----- MATERIAL FOR THIS EXERCISE -----

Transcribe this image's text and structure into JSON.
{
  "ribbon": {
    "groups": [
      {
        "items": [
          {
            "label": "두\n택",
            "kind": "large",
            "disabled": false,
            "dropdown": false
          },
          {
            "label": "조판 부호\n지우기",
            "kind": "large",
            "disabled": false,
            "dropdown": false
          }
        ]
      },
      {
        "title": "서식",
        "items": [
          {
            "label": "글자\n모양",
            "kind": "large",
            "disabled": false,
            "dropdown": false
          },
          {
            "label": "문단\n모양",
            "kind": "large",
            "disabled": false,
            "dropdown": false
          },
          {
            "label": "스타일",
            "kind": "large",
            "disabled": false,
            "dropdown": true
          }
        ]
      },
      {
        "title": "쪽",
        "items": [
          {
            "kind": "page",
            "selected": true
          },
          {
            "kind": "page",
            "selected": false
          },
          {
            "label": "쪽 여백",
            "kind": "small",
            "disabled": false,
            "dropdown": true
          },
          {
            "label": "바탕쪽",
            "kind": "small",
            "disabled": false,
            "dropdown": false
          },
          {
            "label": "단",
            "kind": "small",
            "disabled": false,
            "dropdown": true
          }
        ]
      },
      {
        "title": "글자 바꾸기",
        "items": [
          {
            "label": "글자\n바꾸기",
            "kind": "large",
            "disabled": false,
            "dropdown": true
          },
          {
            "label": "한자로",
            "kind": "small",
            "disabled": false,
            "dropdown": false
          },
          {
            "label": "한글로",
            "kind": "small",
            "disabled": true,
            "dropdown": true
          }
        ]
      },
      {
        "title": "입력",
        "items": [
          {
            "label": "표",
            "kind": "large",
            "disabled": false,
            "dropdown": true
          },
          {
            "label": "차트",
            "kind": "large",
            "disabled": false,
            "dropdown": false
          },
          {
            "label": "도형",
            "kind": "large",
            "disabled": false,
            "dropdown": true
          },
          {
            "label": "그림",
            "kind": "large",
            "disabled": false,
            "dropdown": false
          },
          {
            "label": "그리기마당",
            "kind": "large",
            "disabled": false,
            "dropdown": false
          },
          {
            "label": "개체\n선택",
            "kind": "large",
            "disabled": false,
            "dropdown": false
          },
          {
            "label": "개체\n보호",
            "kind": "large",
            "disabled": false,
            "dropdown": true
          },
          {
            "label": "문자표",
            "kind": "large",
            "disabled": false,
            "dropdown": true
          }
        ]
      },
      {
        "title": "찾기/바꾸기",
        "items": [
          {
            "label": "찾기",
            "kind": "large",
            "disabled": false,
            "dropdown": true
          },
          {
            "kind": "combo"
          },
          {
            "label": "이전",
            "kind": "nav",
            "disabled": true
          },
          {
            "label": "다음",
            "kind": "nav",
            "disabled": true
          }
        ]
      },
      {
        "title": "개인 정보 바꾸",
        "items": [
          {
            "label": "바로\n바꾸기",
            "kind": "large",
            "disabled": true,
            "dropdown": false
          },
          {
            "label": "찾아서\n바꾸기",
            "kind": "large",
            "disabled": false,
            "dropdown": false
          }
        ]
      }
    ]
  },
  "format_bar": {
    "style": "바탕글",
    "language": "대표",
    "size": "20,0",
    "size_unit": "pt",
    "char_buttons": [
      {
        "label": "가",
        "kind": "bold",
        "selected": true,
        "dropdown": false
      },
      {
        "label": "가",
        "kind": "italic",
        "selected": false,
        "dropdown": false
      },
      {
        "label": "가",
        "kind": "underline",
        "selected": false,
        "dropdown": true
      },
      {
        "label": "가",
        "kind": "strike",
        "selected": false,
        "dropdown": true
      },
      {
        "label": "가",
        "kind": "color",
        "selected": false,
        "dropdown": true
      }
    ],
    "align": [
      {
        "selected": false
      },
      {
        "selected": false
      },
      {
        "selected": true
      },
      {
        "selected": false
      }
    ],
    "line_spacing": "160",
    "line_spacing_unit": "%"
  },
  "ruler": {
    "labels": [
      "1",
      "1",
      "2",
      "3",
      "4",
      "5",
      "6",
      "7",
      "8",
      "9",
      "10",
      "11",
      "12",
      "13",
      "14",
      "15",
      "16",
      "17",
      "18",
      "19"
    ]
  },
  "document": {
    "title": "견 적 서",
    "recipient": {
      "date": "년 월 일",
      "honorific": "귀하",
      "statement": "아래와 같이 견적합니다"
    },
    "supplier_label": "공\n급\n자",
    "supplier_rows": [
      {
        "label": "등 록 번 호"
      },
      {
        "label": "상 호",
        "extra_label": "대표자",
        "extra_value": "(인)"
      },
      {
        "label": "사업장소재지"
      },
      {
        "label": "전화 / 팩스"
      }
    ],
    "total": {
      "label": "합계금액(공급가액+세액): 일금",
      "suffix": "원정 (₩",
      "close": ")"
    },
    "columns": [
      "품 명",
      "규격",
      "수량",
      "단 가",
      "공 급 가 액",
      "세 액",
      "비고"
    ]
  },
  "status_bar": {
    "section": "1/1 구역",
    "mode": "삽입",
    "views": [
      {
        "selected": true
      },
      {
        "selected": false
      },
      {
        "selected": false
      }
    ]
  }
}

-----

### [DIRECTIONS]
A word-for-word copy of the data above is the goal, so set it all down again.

### [OUTPUT]
Transcribe this image's text and structure into JSON.
{
  "ribbon": {
    "groups": [
      {
        "items": [
          {
            "label": "두\n택",
            "kind": "large",
            "disabled": false,
            "dropdown": false
          },
          {
            "label": "조판 부호\n지우기",
            "kind": "large",
            "disabled": false,
            "dropdown": false
          }
        ]
      },
      {
        "title": "서식",
        "items": [
          {
            "label": "글자\n모양",
            "kind": "large",
            "disabled": false,
            "dropdown": false
          },
          {
            "label": "문단\n모양",
            "kind": "large",
            "disabled": false,
            "dropdown": false
          },
          {
            "label": "스타일",
            "kind": "large",
            "disabled": false,
            "dropdown": true
          }
        ]
      },
      {
        "title": "쪽",
        "items": [
          {
            "kind": "page",
            "selected": true
          },
          {
            "kind": "page",
            "selected": false
          },
          {
            "label": "쪽 여백",
            "kind": "small",
            "disabled": false,
            "dropdown": true
          },
          {
            "label": "바탕쪽",
            "kind": "small",
            "disabled": false,
            "dropdown": false
          },
          {
            "label": "단",
            "kind": "small",
            "disabled": false,
            "dropdown": true
          }
        ]
      },
      {
        "title": "글자 바꾸기",
        "items": [
          {
            "label": "글자\n바꾸기",
            "kind": "large",
            "disabled": false,
            "dropdown": true
          },
          {
            "label": "한자로",
            "kind": "small",
            "disabled": false,
            "dropdown": false
          },
          {
            "label": "한글로",
            "kind": "small",
            "disabled": true,
            "dropdown": true
          }
        ]
      },
      {
        "title": "입력",
        "items": [
          {
            "label": "표",
            "kind": "large",
            "disabled": false,
            "dropdown": true
          },
          {
            "label": "차트",
            "kind": "large",
            "disabled": false,
            "dropdown": false
          },
          {
            "label": "도형",
            "kind": "large",
            "disabled": false,
            "dropdown": true
          },
          {
            "label": "그림",
            "kind": "large",
            "disabled": false,
            "dropdown": false
          },
          {
            "label": "그리기마당",
            "kind": "large",
            "disabled": false,
            "dropdown": false
          },
          {
            "label": "개체\n선택",
            "kind": "large",
            "disabled": false,
            "dropdown": false
          },
          {
            "label": "개체\n보호",
            "kind": "large",
            "disabled": false,
            "dropdown": true
          },
          {
            "label": "문자표",
            "kind": "large",
            "disabled": false,
            "dropdown": true
          }
        ]
      },
      {
        "title": "찾기/바꾸기",
        "items": [
          {
            "label": "찾기",
            "kind": "large",
            "disabled": false,
            "dropdown": true
          },
          {
            "kind": "combo"
          },
          {
            "label": "이전",
            "kind": "nav",
            "disabled": true
          },
          {
            "label": "다음",
            "kind": "nav",
            "disabled": true
          }
        ]
      },
      {
        "title": "개인 정보 바꾸",
        "items": [
          {
            "label": "바로\n바꾸기",
            "kind": "large",
            "disabled": true,
            "dropdown": false
          },
          {
            "label": "찾아서\n바꾸기",
            "kind": "large",
            "disabled": false,
            "dropdown": false
          }
        ]
      }
    ]
  },
  "format_bar": {
    "style": "바탕글",
    "language": "대표",
    "size": "20,0",
    "size_unit": "pt",
    "char_buttons": [
      {
        "label": "가",
        "kind": "bold",
        "selected": true,
        "dropdown": false
      },
      {
        "label": "가",
        "kind": "italic",
        "selected": false,
        "dropdown": false
      },
      {
        "label": "가",
        "kind": "underline",
        "selected": false,
        "dropdown": true
      },
      {
        "label": "가",
        "kind": "strike",
        "selected": false,
        "dropdown": true
      },
      {
        "label": "가",
        "kind": "color",
        "selected": false,
        "dropdown": true
      }
    ],
    "align": [
      {
        "selected": false
      },
      {
        "selected": false
      },
      {
        "selected": true
      },
      {
        "selected": false
      }
    ],
    "line_spacing": "160",
    "line_spacing_unit": "%"
  },
  "ruler": {
    "labels": [
      "1",
      "1",
      "2",
      "3",
      "4",
      "5",
      "6",
      "7",
      "8",
      "9",
      "10",
      "11",
      "12",
      "13",
      "14",
      "15",
      "16",
      "17",
      "18",
      "19"
    ]
  },
  "document": {
    "title": "견 적 서",
    "recipient": {
      "date": "년 월 일",
      "honorific": "귀하",
      "statement": "아래와 같이 견적합니다"
    },
    "supplier_label": "공\n급\n자",
    "supplier_rows": [
      {
        "label": "등 록 번 호"
      },
      {
        "label": "상 호",
        "extra_label": "대표자",
        "extra_value": "(인)"
      },
      {
        "label": "사업장소재지"
      },
      {
        "label": "전화 / 팩스"
      }
    ],
    "total": {
      "label": "합계금액(공급가액+세액): 일금",
      "suffix": "원정 (₩",
      "close": ")"
    },
    "columns": [
      "품 명",
      "규격",
      "수량",
      "단 가",
      "공 급 가 액",
      "세 액",
      "비고"
    ]
  },
  "status_bar": {
    "section": "1/1 구역",
    "mode": "삽입",
    "views": [
      {
        "selected": true
      },
      {
        "selected": false
      },
      {
        "selected": false
      }
    ]
  }
}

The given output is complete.